[Start of section]

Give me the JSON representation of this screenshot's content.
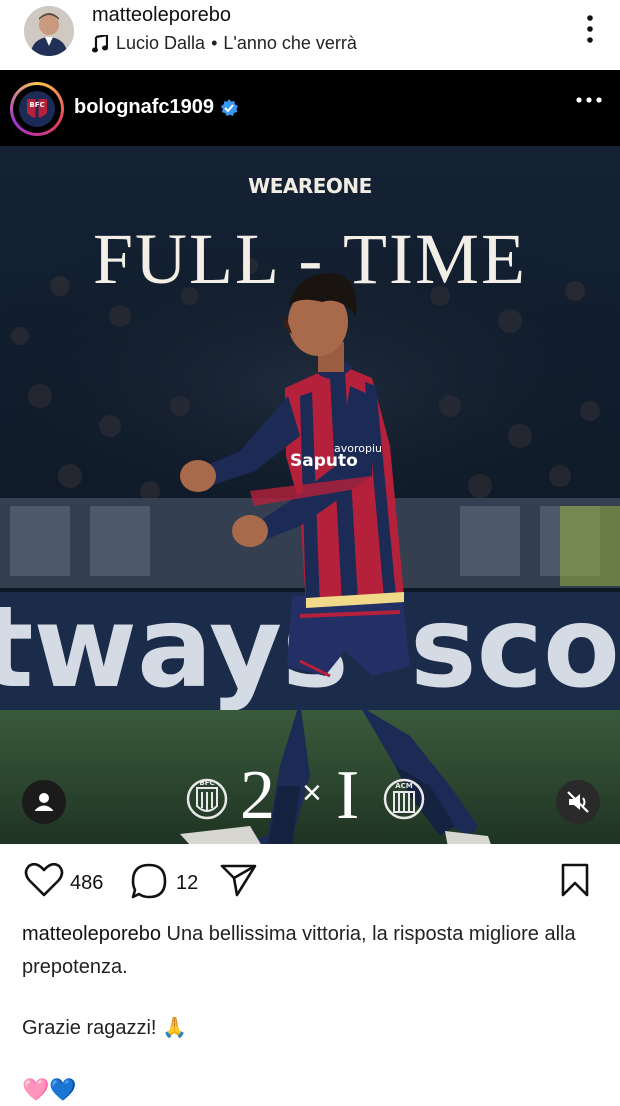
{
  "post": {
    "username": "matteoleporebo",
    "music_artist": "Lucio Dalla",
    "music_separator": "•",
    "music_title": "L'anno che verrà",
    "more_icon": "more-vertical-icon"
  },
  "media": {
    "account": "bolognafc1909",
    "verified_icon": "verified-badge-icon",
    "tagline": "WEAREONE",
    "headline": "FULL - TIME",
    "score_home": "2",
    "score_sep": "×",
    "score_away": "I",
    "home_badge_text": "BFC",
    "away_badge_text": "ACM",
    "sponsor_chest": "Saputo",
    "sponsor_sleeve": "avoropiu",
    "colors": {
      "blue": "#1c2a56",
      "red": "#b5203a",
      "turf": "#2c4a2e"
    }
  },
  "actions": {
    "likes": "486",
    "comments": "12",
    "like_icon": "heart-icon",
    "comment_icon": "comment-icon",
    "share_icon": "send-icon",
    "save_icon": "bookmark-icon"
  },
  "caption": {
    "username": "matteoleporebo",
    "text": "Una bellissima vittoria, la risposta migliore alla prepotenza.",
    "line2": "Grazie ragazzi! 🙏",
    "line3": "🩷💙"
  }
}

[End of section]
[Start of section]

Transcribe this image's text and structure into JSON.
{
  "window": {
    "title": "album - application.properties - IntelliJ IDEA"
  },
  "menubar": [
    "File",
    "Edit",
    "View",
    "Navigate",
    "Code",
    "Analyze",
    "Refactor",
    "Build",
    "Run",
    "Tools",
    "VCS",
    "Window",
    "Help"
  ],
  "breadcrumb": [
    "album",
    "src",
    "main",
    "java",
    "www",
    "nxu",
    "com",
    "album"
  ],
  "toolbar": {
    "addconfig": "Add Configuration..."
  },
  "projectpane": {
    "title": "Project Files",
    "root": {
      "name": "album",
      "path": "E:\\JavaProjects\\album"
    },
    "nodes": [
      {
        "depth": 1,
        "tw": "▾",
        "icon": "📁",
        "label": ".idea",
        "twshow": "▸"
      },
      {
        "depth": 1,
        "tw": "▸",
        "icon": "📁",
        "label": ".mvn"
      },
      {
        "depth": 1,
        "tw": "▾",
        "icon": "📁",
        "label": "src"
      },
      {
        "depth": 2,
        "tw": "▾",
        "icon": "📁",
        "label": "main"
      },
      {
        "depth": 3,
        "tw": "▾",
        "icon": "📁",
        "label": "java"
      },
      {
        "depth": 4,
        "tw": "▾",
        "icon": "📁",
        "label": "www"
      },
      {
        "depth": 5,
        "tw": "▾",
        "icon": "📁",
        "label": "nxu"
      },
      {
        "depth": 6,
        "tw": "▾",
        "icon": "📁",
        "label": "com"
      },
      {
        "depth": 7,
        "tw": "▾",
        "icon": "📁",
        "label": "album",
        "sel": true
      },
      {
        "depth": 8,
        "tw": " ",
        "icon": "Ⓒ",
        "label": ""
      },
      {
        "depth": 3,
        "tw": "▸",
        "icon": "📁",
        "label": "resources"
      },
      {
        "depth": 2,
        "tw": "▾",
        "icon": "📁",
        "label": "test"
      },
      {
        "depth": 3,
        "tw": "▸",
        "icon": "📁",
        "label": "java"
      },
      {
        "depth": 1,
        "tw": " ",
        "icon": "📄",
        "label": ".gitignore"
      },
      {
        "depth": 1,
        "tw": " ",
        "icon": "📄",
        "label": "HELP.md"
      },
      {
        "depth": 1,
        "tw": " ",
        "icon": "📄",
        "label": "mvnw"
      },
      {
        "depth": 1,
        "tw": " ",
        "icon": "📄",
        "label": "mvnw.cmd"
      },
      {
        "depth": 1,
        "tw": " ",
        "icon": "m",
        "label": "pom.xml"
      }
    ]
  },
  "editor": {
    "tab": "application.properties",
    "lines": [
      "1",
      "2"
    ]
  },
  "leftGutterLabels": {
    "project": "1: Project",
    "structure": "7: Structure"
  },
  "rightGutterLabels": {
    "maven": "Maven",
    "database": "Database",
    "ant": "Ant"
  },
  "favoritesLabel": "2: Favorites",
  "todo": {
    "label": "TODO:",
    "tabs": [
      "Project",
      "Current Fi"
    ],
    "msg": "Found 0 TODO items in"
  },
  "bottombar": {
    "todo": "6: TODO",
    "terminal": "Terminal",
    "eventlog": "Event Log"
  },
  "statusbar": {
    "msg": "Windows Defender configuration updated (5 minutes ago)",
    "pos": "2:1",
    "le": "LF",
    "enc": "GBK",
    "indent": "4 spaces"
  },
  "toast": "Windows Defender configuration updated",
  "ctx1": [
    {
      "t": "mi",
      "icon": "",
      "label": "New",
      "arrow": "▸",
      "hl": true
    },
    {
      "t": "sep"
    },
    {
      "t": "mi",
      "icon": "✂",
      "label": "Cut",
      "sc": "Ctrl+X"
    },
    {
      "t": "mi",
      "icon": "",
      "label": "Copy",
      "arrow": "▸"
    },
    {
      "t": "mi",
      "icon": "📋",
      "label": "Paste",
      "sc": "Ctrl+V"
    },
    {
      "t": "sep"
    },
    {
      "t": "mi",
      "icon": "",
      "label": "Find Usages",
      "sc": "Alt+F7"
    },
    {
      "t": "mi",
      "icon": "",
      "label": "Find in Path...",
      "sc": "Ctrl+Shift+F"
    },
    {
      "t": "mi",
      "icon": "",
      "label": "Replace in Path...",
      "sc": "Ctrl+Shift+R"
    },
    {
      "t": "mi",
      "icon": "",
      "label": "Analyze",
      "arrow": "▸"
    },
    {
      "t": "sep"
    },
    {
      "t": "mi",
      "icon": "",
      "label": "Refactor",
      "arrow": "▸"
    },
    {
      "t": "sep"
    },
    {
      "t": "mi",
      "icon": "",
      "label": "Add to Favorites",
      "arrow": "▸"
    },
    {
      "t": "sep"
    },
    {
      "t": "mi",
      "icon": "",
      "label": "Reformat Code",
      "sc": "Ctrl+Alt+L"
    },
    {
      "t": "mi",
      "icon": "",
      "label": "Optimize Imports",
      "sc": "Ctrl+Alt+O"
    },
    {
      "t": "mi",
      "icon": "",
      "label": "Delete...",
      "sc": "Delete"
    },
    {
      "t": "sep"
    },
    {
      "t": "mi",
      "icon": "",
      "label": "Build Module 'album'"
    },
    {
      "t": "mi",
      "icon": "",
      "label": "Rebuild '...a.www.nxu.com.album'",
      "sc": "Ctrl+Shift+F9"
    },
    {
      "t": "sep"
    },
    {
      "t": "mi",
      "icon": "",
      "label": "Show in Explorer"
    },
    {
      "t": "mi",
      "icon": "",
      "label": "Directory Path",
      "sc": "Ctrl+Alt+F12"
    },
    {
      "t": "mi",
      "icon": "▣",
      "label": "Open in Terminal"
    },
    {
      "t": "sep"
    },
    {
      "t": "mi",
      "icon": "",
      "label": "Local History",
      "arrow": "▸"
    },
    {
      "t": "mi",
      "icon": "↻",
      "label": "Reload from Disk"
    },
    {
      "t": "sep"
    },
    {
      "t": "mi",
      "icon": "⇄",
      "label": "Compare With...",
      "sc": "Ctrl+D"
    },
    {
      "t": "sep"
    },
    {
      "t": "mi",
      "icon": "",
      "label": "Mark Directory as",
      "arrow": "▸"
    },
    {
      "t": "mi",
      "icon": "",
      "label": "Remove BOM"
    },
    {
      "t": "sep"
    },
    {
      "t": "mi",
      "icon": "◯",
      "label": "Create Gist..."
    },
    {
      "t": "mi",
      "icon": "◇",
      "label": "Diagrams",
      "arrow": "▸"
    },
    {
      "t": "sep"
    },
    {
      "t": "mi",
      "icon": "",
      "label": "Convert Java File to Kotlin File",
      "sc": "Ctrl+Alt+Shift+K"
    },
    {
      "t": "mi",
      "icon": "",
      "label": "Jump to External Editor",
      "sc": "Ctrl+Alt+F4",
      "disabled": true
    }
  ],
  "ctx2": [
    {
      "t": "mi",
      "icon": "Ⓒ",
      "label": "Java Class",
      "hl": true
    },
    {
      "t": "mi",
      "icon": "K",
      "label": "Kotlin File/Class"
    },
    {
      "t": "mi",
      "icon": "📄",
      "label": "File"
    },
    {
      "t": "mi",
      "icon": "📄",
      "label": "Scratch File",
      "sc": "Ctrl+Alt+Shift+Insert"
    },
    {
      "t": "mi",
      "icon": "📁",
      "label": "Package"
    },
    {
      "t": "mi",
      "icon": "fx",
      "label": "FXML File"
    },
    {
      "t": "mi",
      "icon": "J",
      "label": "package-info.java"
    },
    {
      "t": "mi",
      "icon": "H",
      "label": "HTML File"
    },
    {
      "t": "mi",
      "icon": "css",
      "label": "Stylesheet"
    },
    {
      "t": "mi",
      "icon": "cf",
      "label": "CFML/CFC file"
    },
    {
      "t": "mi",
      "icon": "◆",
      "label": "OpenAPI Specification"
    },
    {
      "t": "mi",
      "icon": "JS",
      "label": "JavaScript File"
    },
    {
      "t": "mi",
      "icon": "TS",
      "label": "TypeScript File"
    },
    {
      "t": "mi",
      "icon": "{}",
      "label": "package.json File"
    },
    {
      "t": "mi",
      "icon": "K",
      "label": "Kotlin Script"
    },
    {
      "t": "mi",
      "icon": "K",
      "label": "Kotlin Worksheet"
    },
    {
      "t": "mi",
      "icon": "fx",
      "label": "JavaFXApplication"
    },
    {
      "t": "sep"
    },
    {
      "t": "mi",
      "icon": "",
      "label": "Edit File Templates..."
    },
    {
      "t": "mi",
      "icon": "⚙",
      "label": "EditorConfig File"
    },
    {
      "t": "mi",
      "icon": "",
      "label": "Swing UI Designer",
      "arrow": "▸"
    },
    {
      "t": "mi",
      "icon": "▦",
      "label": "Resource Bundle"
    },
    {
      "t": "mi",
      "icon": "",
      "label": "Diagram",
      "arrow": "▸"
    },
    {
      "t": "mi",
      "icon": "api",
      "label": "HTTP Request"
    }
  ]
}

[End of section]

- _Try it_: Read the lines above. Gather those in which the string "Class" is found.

- _Response_:
      "label": "Java Class",
      "label": "Kotlin File/Class"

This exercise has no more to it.